It is important to realize, too, the misconceptions of the relationship between the Armenian and Turkish people post-genocide. Though not all Turkish people may accept the Genocide, Tom de Waal, author of The Great Catastrophe: Armenians and Turks under the Shadow of Genocide who spoke at Stanford University in February, recalls a much different attitude of some Turkish citizens towards the subject of the Armenians.
“If politicians in Ankara warned that the ordinary population of Eastern Anatolia was still hostile toward Armenians, this was not the impression our group received,” de Waal said in his book. “On the contrary, many people not only remembered Armenians but seemed to think that their return was a good omen.”
Despite the people’s position on this issue, the Turkish and American governments still deny the 1915 genocide.
The refusal to accept the most abhorrent histories of the past perverts two basic tenets of our government: truth and security. Still, the solution does not reside solely in recognition. Educating students of not only the Armenian Genocide but also of others, such as the Cambodian of 1975 and the Rwandan of 1994, should hold a certain vitality in the core of our schooling. How can we, as a nation, accept a genocide if we know but little of it?
Speaking as a descendant of Armenian Genocide survivors and as student fairly recently finished with the secondary school cirriculum, I can testify that little to no education is allotted to crimes against humanity. Even the Holocaust, the most widely recognized humanitarian infraction and the grandest in scale as well, does not receive proper emphasis.
Thus, the key to genocide awareness lies in education. When the government begins to incorporate more of this aspect of human rights into the schooling curriculum, the advocacy against these humanitarian crimes will be evident elsewhere in our society, in the form of recognition events or protests. Supplemental human rights education should be incorporated into secondary school history and social science classes, especially courses like World History and Government.
There would be no major alteration to the standard curriculum, but in the context of other international and political issues that the courses already cover, textbooks and instructors could incorporate at least an additional two paragraphs regarding genocide. Whether through implementation of a similar idea to this one or through perhaps assemblies and other student-body concentrated events, the government should require a basic agenda of human rights for all secondary school students.
As previously stated, human rights and genocide education would potentially translate into other renditions of awareness building in the form of public events. Awareness-raising holdings would create a positive-feedback loop: events aimed to encourage recognition would promote education through public participation, which in turn would increase the momentum for further awareness movements.
Eventually, the attention apportioned to genocide in the various facets of awareness may more efficiently translate into government legislation and a resolution to finally recognize the Armenian Genocide and other forgotten histories of this nature.
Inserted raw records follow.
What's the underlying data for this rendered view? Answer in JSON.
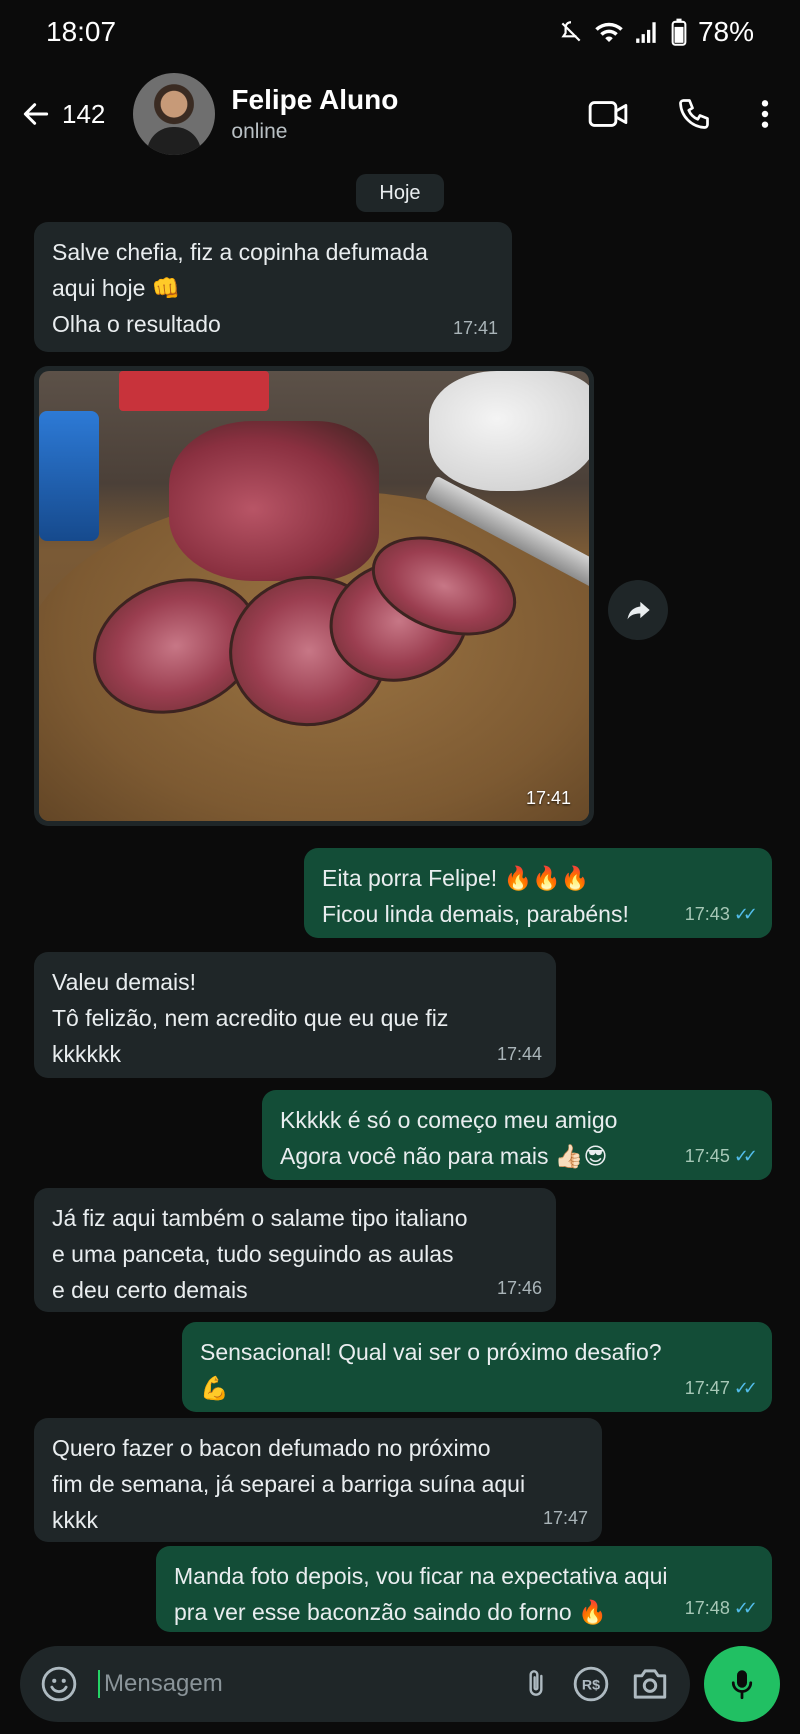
{
  "status_bar": {
    "time": "18:07",
    "battery": "78%",
    "icons": [
      "mute-icon",
      "wifi-icon",
      "signal-icon",
      "battery-icon"
    ]
  },
  "header": {
    "back_count": "142",
    "contact_name": "Felipe Aluno",
    "contact_status": "online",
    "actions": [
      "video-call-icon",
      "voice-call-icon",
      "more-options-icon"
    ]
  },
  "chat": {
    "date_chip": "Hoje",
    "messages": [
      {
        "dir": "in",
        "text": "Salve chefia, fiz a copinha defumada\naqui hoje 👊\nOlha o resultado",
        "time": "17:41"
      },
      {
        "dir": "in",
        "type": "image",
        "time": "17:41"
      },
      {
        "dir": "out",
        "text": "Eita porra Felipe! 🔥🔥🔥\nFicou linda demais, parabéns!",
        "time": "17:43"
      },
      {
        "dir": "in",
        "text": "Valeu demais!\nTô felizão, nem acredito que eu que fiz\nkkkkkk",
        "time": "17:44"
      },
      {
        "dir": "out",
        "text": "Kkkkk é só o começo meu amigo\nAgora você não para mais 👍🏻😎",
        "time": "17:45"
      },
      {
        "dir": "in",
        "text": "Já fiz aqui também o salame tipo italiano\ne uma panceta, tudo seguindo as aulas\ne deu certo demais",
        "time": "17:46"
      },
      {
        "dir": "out",
        "text": "Sensacional! Qual vai ser o próximo desafio?\n💪",
        "time": "17:47"
      },
      {
        "dir": "in",
        "text": "Quero fazer o bacon defumado no próximo\nfim de semana, já separei a barriga suína aqui\nkkkk",
        "time": "17:47"
      },
      {
        "dir": "out",
        "text": "Manda foto depois, vou ficar na expectativa aqui\npra ver esse baconzão saindo do forno 🔥",
        "time": "17:48"
      }
    ]
  },
  "composer": {
    "placeholder": "Mensagem",
    "icons": [
      "emoji-icon",
      "attach-icon",
      "payment-icon",
      "camera-icon",
      "mic-icon"
    ]
  },
  "colors": {
    "incoming_bubble": "#1f2628",
    "outgoing_bubble": "#134d37",
    "read_ticks": "#53bdeb",
    "mic_button": "#21c063"
  }
}
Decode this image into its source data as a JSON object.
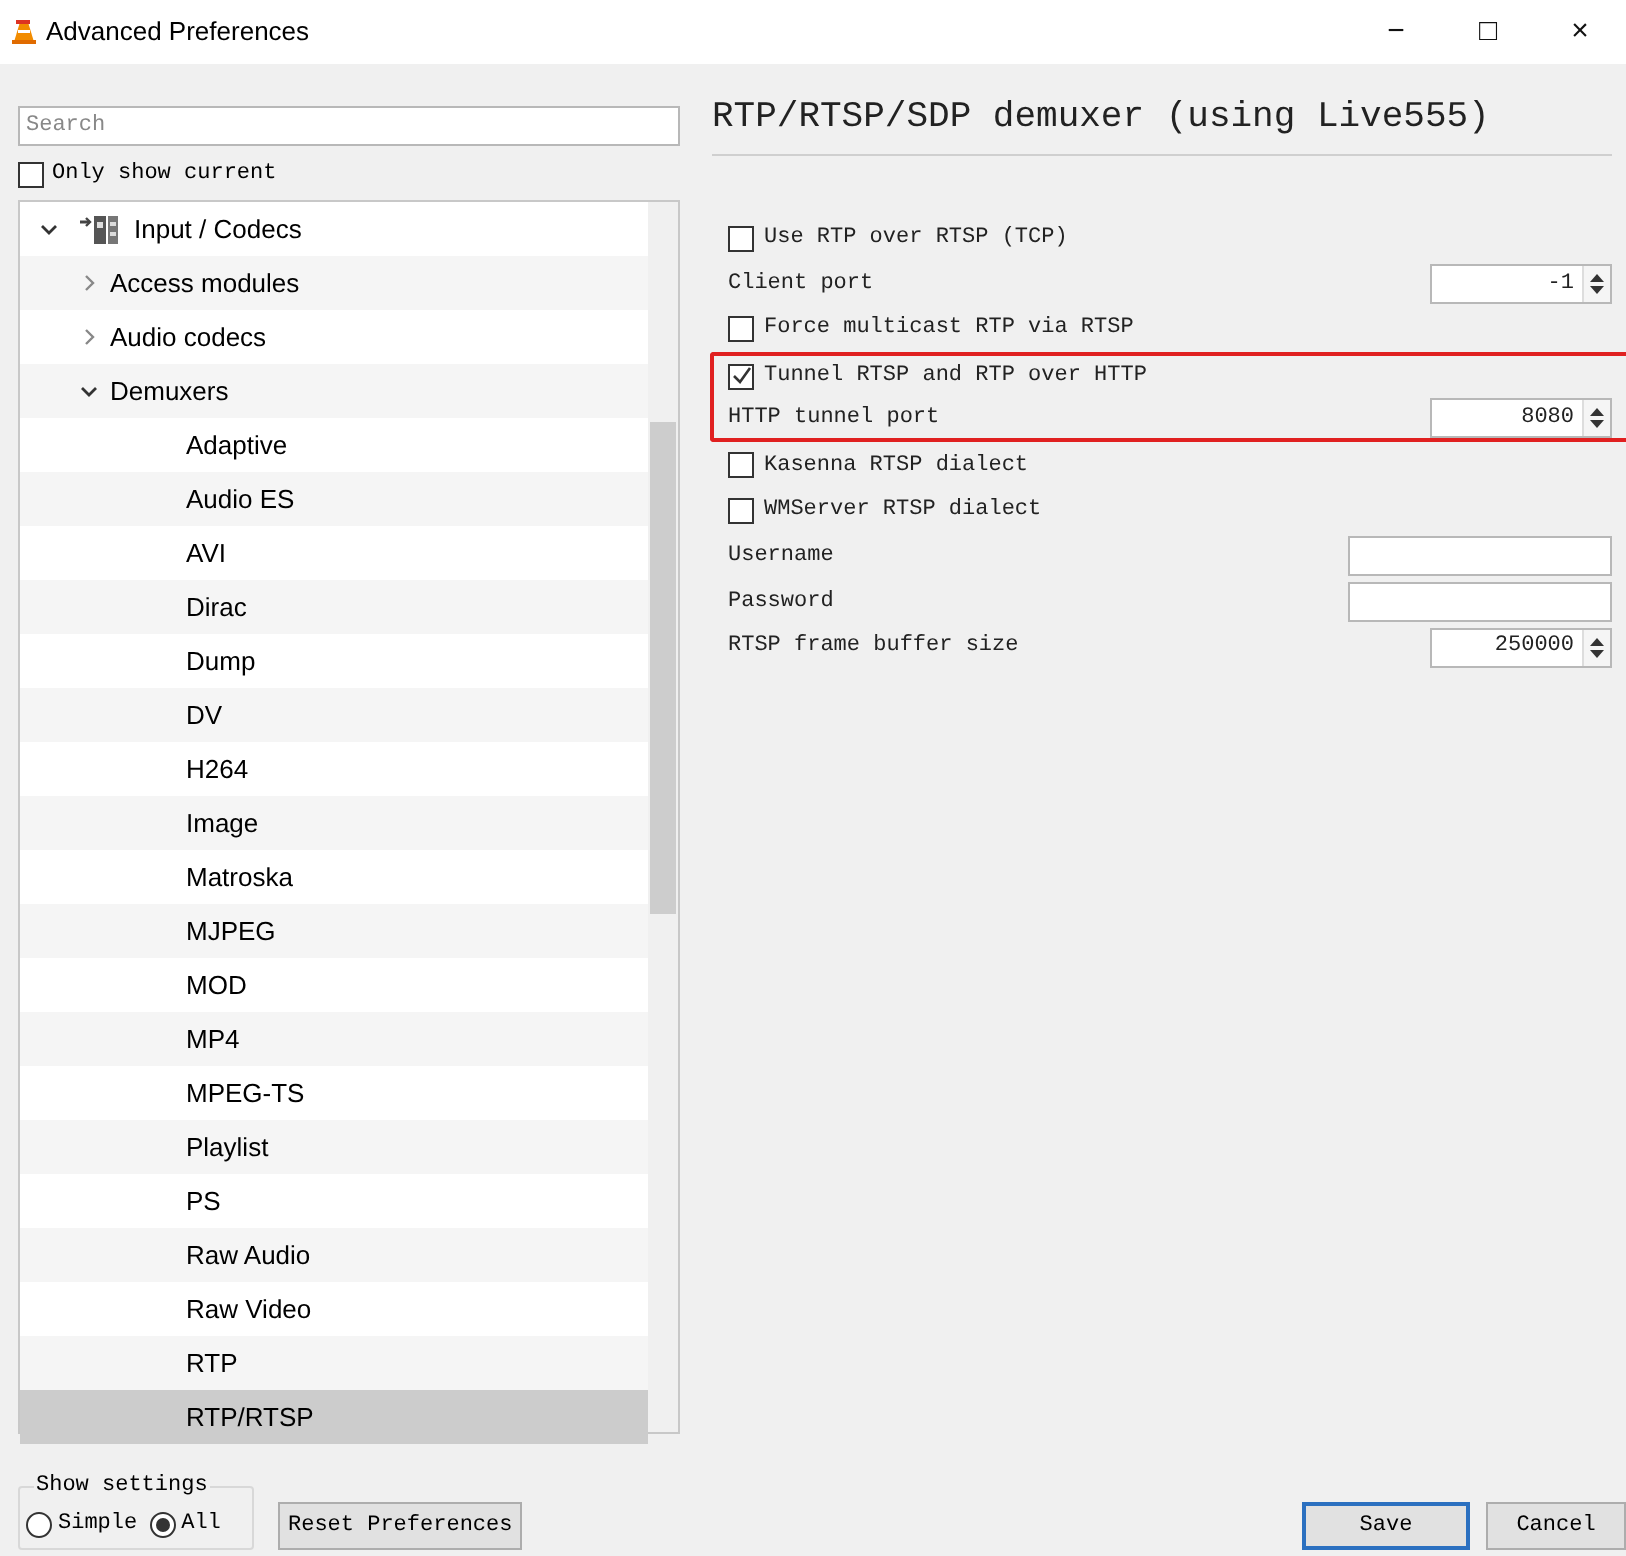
{
  "window": {
    "title": "Advanced Preferences",
    "controls": [
      "−",
      "□",
      "×"
    ]
  },
  "search": {
    "placeholder": "Search"
  },
  "only_show_current": {
    "label": "Only show current",
    "checked": false
  },
  "tree": [
    {
      "label": "Input / Codecs",
      "expanded": true,
      "selected": false,
      "children": [
        {
          "label": "Access modules",
          "expanded": false,
          "selected": false
        },
        {
          "label": "Audio codecs",
          "expanded": false,
          "selected": false
        },
        {
          "label": "Demuxers",
          "expanded": true,
          "selected": false,
          "children": [
            {
              "label": "Adaptive",
              "selected": false
            },
            {
              "label": "Audio ES",
              "selected": false
            },
            {
              "label": "AVI",
              "selected": false
            },
            {
              "label": "Dirac",
              "selected": false
            },
            {
              "label": "Dump",
              "selected": false
            },
            {
              "label": "DV",
              "selected": false
            },
            {
              "label": "H264",
              "selected": false
            },
            {
              "label": "Image",
              "selected": false
            },
            {
              "label": "Matroska",
              "selected": false
            },
            {
              "label": "MJPEG",
              "selected": false
            },
            {
              "label": "MOD",
              "selected": false
            },
            {
              "label": "MP4",
              "selected": false
            },
            {
              "label": "MPEG-TS",
              "selected": false
            },
            {
              "label": "Playlist",
              "selected": false
            },
            {
              "label": "PS",
              "selected": false
            },
            {
              "label": "Raw Audio",
              "selected": false
            },
            {
              "label": "Raw Video",
              "selected": false
            },
            {
              "label": "RTP",
              "selected": false
            },
            {
              "label": "RTP/RTSP",
              "selected": true
            }
          ]
        }
      ]
    }
  ],
  "panel": {
    "title": "RTP/RTSP/SDP demuxer (using Live555)"
  },
  "settings": [
    {
      "kind": "checkbox",
      "label": "Use RTP over RTSP (TCP)",
      "checked": false,
      "highlighted": false
    },
    {
      "kind": "spin",
      "label": "Client port",
      "value": "-1",
      "highlighted": false
    },
    {
      "kind": "checkbox",
      "label": "Force multicast RTP via RTSP",
      "checked": false,
      "highlighted": false
    },
    {
      "kind": "checkbox",
      "label": "Tunnel RTSP and RTP over HTTP",
      "checked": true,
      "highlighted": true
    },
    {
      "kind": "spin",
      "label": "HTTP tunnel port",
      "value": "8080",
      "highlighted": true
    },
    {
      "kind": "checkbox",
      "label": "Kasenna RTSP dialect",
      "checked": false,
      "highlighted": false
    },
    {
      "kind": "checkbox",
      "label": "WMServer RTSP dialect",
      "checked": false,
      "highlighted": false
    },
    {
      "kind": "text",
      "label": "Username",
      "highlighted": false
    },
    {
      "kind": "text",
      "label": "Password",
      "highlighted": false
    },
    {
      "kind": "spin",
      "label": "RTSP frame buffer size",
      "value": "250000",
      "highlighted": false
    }
  ],
  "show_settings": {
    "title": "Show settings",
    "options": [
      {
        "label": "Simple",
        "selected": false
      },
      {
        "label": "All",
        "selected": true
      }
    ]
  },
  "buttons": [
    {
      "label": "Reset Preferences",
      "kind": "reset"
    },
    {
      "label": "Save",
      "kind": "default"
    },
    {
      "label": "Cancel",
      "kind": "normal"
    }
  ]
}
The Armenian Genocide may tell a history of my people, but it is much more than just that--it is a history of humanity, or the lack thereof. Whether or not our government decides to finally recognize the Genocide remains uncertain. But my advice? We can individually recognize the atrocity, raise awareness, and fight for the 1.5 million humans who fell as victims to inhumanity.